Records drawn from a dataset:

....................

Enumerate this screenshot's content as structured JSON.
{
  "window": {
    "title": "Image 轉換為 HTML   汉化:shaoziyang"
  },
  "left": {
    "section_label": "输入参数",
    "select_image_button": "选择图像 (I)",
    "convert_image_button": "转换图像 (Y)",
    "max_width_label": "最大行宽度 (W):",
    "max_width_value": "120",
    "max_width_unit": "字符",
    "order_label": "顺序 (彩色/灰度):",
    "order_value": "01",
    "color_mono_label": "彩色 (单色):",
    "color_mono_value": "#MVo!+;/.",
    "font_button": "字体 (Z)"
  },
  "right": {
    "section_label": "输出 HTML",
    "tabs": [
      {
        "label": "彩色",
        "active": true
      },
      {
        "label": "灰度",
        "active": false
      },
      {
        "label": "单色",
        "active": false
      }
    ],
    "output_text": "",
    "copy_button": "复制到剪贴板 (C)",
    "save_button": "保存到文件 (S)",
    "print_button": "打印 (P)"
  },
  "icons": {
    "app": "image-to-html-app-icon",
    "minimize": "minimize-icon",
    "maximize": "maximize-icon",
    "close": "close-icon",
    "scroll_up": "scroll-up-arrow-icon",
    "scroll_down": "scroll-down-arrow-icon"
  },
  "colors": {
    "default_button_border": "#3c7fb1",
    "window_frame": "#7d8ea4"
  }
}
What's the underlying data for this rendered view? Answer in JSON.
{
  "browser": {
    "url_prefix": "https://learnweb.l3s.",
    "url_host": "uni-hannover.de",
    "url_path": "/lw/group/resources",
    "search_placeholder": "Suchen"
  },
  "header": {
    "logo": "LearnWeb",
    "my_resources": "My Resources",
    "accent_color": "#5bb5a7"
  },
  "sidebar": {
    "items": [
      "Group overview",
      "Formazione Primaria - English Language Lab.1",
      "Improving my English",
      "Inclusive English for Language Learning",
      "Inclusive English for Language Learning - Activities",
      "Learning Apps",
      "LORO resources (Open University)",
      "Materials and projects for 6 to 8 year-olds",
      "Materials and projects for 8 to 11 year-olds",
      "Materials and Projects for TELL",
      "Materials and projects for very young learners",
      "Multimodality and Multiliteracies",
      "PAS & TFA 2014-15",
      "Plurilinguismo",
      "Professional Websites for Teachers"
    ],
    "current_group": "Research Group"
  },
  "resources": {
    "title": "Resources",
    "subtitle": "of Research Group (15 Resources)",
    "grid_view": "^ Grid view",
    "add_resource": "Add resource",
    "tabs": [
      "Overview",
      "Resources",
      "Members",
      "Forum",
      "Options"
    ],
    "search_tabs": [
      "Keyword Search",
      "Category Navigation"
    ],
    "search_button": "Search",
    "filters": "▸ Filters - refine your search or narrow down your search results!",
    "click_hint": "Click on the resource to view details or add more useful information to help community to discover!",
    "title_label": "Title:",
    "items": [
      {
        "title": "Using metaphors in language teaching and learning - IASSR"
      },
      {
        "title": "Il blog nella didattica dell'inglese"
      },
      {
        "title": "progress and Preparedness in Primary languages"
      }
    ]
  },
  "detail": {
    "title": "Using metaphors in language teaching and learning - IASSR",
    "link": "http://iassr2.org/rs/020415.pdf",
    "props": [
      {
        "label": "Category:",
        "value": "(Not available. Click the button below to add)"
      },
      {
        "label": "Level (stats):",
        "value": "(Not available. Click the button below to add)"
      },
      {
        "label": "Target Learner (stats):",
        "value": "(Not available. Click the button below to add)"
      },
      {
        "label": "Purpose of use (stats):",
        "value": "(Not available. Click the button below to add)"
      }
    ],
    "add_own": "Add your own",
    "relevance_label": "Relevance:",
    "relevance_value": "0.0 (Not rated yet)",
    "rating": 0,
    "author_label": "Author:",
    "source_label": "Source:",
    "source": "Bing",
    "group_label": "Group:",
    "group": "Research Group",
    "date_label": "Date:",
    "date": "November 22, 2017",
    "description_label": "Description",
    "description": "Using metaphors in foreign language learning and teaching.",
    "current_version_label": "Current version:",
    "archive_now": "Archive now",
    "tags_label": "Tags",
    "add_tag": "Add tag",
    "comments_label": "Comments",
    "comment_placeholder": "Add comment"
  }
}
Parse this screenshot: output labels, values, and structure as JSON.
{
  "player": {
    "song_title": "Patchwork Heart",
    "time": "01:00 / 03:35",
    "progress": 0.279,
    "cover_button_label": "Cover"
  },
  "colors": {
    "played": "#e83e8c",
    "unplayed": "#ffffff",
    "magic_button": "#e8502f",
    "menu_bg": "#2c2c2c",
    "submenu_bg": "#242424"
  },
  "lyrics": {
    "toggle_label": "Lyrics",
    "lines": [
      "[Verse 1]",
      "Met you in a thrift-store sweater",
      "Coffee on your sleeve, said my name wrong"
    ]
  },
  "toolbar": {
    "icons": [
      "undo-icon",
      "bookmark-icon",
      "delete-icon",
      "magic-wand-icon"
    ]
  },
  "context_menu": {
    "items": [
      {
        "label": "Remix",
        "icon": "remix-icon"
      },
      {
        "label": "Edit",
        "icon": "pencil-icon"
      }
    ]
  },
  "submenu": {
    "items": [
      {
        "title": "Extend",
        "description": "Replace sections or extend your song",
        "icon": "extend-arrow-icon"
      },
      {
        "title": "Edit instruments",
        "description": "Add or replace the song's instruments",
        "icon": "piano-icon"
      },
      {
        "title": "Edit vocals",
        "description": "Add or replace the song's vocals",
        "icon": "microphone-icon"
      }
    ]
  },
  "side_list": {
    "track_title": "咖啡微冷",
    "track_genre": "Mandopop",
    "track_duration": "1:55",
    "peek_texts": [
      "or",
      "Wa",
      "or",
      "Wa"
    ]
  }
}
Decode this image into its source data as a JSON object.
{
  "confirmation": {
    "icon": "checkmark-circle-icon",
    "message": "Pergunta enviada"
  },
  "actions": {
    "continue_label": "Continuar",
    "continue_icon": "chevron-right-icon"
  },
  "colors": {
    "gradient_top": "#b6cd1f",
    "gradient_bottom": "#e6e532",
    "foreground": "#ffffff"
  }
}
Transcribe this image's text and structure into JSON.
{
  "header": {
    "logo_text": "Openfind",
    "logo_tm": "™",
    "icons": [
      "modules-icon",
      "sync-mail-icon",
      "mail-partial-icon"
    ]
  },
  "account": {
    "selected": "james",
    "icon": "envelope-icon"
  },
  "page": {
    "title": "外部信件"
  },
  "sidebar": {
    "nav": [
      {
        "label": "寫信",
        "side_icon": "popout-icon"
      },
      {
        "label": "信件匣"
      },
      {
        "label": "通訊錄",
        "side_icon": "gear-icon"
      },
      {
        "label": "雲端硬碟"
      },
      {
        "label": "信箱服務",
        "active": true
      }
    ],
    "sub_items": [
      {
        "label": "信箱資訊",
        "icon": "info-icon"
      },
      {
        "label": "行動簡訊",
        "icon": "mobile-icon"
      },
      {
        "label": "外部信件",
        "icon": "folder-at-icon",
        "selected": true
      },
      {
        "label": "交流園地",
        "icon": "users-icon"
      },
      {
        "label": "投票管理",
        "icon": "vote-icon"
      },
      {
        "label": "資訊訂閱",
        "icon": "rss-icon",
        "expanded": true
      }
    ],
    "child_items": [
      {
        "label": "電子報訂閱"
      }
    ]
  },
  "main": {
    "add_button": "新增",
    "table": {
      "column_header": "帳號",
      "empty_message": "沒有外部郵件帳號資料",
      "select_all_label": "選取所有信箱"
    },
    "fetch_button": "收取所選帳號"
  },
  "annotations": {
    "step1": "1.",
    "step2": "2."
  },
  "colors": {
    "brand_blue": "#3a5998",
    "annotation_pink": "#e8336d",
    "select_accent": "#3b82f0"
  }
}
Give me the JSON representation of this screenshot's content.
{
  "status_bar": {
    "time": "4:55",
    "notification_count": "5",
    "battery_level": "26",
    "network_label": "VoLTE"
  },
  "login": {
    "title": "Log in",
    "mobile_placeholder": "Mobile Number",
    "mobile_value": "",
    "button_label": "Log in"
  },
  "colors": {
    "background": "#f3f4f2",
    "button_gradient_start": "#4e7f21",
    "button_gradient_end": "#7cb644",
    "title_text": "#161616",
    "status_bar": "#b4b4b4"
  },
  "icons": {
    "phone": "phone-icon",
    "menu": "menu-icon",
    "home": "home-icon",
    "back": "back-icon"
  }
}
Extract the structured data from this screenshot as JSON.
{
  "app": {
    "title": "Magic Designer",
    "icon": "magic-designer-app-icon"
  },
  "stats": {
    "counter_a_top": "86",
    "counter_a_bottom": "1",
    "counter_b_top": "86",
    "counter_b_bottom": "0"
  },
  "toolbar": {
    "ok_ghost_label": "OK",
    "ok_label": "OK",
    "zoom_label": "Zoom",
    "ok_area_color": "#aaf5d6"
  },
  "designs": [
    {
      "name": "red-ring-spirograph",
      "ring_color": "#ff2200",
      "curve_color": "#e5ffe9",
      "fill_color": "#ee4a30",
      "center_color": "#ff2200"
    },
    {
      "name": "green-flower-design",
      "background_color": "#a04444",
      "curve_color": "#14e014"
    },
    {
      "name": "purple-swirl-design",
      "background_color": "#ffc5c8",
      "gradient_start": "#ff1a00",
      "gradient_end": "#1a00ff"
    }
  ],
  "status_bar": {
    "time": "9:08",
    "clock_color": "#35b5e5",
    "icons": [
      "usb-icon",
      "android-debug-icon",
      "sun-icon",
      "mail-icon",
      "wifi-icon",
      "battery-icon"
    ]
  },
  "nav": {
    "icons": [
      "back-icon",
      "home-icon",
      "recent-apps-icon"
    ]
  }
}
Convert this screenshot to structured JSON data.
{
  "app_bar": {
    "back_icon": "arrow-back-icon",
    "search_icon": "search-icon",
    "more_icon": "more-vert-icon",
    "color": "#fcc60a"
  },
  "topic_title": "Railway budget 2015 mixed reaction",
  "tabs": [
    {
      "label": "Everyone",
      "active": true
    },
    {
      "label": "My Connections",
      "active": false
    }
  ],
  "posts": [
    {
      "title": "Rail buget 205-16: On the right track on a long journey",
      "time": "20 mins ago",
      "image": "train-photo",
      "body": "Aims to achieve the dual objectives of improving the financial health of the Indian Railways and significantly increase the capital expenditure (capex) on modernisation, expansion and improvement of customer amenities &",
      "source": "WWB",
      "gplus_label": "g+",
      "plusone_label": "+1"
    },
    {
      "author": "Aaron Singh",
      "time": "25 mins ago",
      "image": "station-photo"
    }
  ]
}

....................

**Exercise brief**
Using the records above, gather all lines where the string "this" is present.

**Task output**
Enumerate this screenshot's content as structured JSON.
What's the underlying data for this rendered view? Answer in JSON.
Parse this screenshot: output labels, values, and structure as JSON.
Decode this image into its source data as a JSON object.
Transcribe this image's text and structure into JSON.
Give me the JSON representation of this screenshot's content.
Extract the structured data from this screenshot as JSON.
Convert this screenshot to structured JSON data.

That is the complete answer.